Winning Web Site
KNBC-TV Channel 4 once again beat out television stations in major markets throughout the state in the annual Web-page news competition sponsored by the Associated Press Television-Radio Association of California & Nevada.
The KNBC site underwent a redesign last year when its parent network overhauled the Web sites of all its owned-and-operated stations. KNBC’s site now has 40,000 subscribers and attracts nearly 1 million page views a month, said Rob Feldman, new media news director for the station.
With the upgraded site, KNBC is looking to increase convergent advertising sales, offering exposure to viewers via television and the Internet. “We’ve figured out how to sell the Web,” Feldman said. “It’s just starting to make a dent in what our bottom line is.”
The future of the National Association of Television Program Executives’ 2003 and 2004 conventions was recently called into question.
The New Orleans Times-Picayune reported last week that hotel operators in the city had received a letter from NATPE canceling room reservations for the two 20,000-person conventions. The letter was sent several days after the organization laid off six employees at its Santa Monica headquarters.
“NATPE is involved in fruitful discussions leading to a strategic plan regarding the configuration of the conference in 2003 to make it appropriate for both domestic and international members. This plan may or may not involve New Orleans,” Bruce Johansen, the group’s president and chief executive, said in a statement.
Staff reporter Claudia Peschiutta can be reached at (323) 549-5225 ext. 229 or at

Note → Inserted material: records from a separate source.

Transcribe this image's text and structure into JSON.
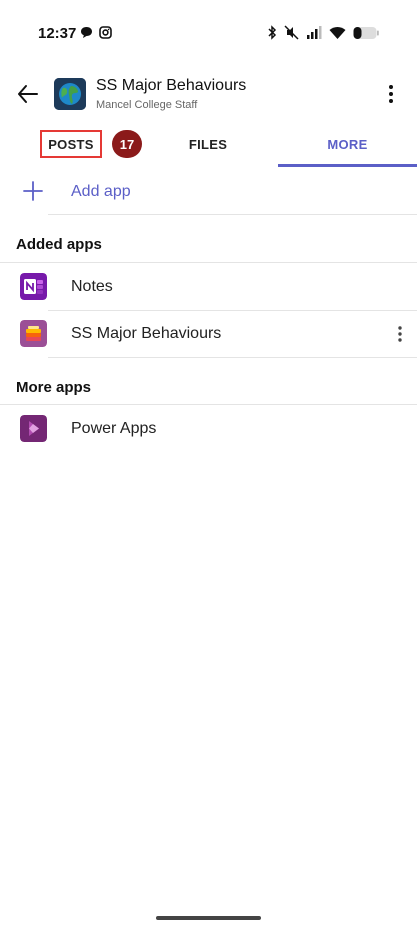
{
  "status_bar": {
    "time": "12:37"
  },
  "header": {
    "team_name": "SS Major Behaviours",
    "team_subtitle": "Mancel College Staff"
  },
  "tabs": [
    {
      "label": "POSTS"
    },
    {
      "label": "FILES"
    },
    {
      "label": "MORE",
      "active": true
    }
  ],
  "posts_badge": "17",
  "add_app": {
    "label": "Add app"
  },
  "sections": {
    "added_apps": {
      "title": "Added apps",
      "items": [
        {
          "label": "Notes",
          "icon": "onenote-icon"
        },
        {
          "label": "SS Major Behaviours",
          "icon": "lists-icon"
        }
      ]
    },
    "more_apps": {
      "title": "More apps",
      "items": [
        {
          "label": "Power Apps",
          "icon": "power-apps-icon"
        }
      ]
    }
  },
  "colors": {
    "accent": "#5b5fc7",
    "badge": "#8b1a1a",
    "highlight_box": "#e53935"
  }
}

Despite War, Sweeps Bring Out the Worst in Local Television News
Oops, they did it again.
Although local TV news started out low-key during the first part of the November sweeps in deference to a post-Sept. 11 sobriety, it didn’t take long to return to the usual frivolous and attention-grabbing fare.
The Britney Spears concert made the news, as did the Southern California man fighting with neighbors over his “sex parties.” One station tackled this age-old question: “How can two women eat the same thing and only one of them gain weight?”
“I thought I’d see harder news,” said Rick Marks, a journalism professor at Cal State Northridge who spent more than 23 years working for NBC. “(But) I’m seeing the same old soft, sensational, tabloid-type stories that always seem to be put on during the sweeps period.”
Jeff Wald, news director at KTLA-TV Channel 5, said some stations in the market returned to running sweeps-style stories. “We haven’t but I have noticed that our competition has,” he said.
“What happened on Sept. 11 had a profound change on all of us that are in the news, and I would think that even our competition that has gone back to the sweeps mentality have exercised some restraint as well,” Wald added, pointing out that he was being diplomatic.
Cheryl Fair, news director at KABC-TV Channel 7, insists that the war on terrorism and related topics remain priorities.
“It takes big, local breaking news to push the war off the front page,” she said. At KABC, some of those stories include a car chase, a storm and the Amtrak train crash in Camarillo.